• Activity: Every record below is to be restated word for word, and no picture is to be copied.

(Entries from a dataset of interfaces)
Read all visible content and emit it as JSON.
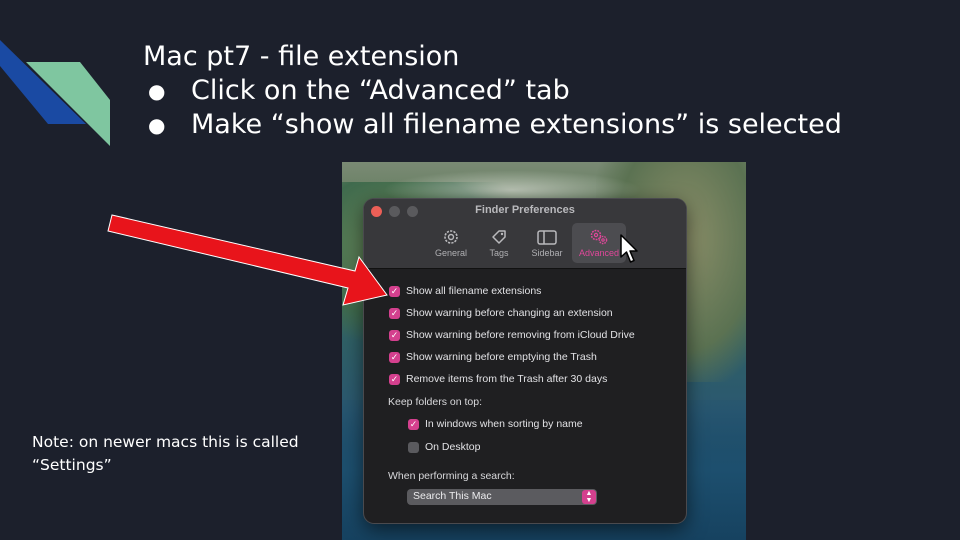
{
  "slide": {
    "title": "Mac pt7 - file extension",
    "bullets": [
      "Click on the “Advanced” tab",
      "Make “show all filename extensions” is selected"
    ],
    "note": "Note: on newer macs this is called “Settings”"
  },
  "window": {
    "title": "Finder Preferences",
    "tabs": [
      {
        "label": "General",
        "icon": "gear-icon",
        "active": false
      },
      {
        "label": "Tags",
        "icon": "tag-icon",
        "active": false
      },
      {
        "label": "Sidebar",
        "icon": "sidebar-icon",
        "active": false
      },
      {
        "label": "Advanced",
        "icon": "advanced-gears-icon",
        "active": true
      }
    ],
    "options": [
      {
        "label": "Show all filename extensions",
        "checked": true
      },
      {
        "label": "Show warning before changing an extension",
        "checked": true
      },
      {
        "label": "Show warning before removing from iCloud Drive",
        "checked": true
      },
      {
        "label": "Show warning before emptying the Trash",
        "checked": true
      },
      {
        "label": "Remove items from the Trash after 30 days",
        "checked": true
      }
    ],
    "keep_folders_label": "Keep folders on top:",
    "keep_folders_options": [
      {
        "label": "In windows when sorting by name",
        "checked": true
      },
      {
        "label": "On Desktop",
        "checked": false
      }
    ],
    "search_label": "When performing a search:",
    "search_value": "Search This Mac"
  },
  "colors": {
    "background": "#1c202c",
    "accent": "#d4408e",
    "arrow": "#e8141b",
    "deco_blue": "#1a4aa3",
    "deco_green": "#7fc6a0"
  }
}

• The completed task:
Read all visible content and emit it as JSON.
{
  "slide": {
    "title": "Mac pt7 - file extension",
    "bullets": [
      "Click on the “Advanced” tab",
      "Make “show all filename extensions” is selected"
    ],
    "note": "Note: on newer macs this is called “Settings”"
  },
  "window": {
    "title": "Finder Preferences",
    "tabs": [
      {
        "label": "General",
        "icon": "gear-icon",
        "active": false
      },
      {
        "label": "Tags",
        "icon": "tag-icon",
        "active": false
      },
      {
        "label": "Sidebar",
        "icon": "sidebar-icon",
        "active": false
      },
      {
        "label": "Advanced",
        "icon": "advanced-gears-icon",
        "active": true
      }
    ],
    "options": [
      {
        "label": "Show all filename extensions",
        "checked": true
      },
      {
        "label": "Show warning before changing an extension",
        "checked": true
      },
      {
        "label": "Show warning before removing from iCloud Drive",
        "checked": true
      },
      {
        "label": "Show warning before emptying the Trash",
        "checked": true
      },
      {
        "label": "Remove items from the Trash after 30 days",
        "checked": true
      }
    ],
    "keep_folders_label": "Keep folders on top:",
    "keep_folders_options": [
      {
        "label": "In windows when sorting by name",
        "checked": true
      },
      {
        "label": "On Desktop",
        "checked": false
      }
    ],
    "search_label": "When performing a search:",
    "search_value": "Search This Mac"
  },
  "colors": {
    "background": "#1c202c",
    "accent": "#d4408e",
    "arrow": "#e8141b",
    "deco_blue": "#1a4aa3",
    "deco_green": "#7fc6a0"
  }
}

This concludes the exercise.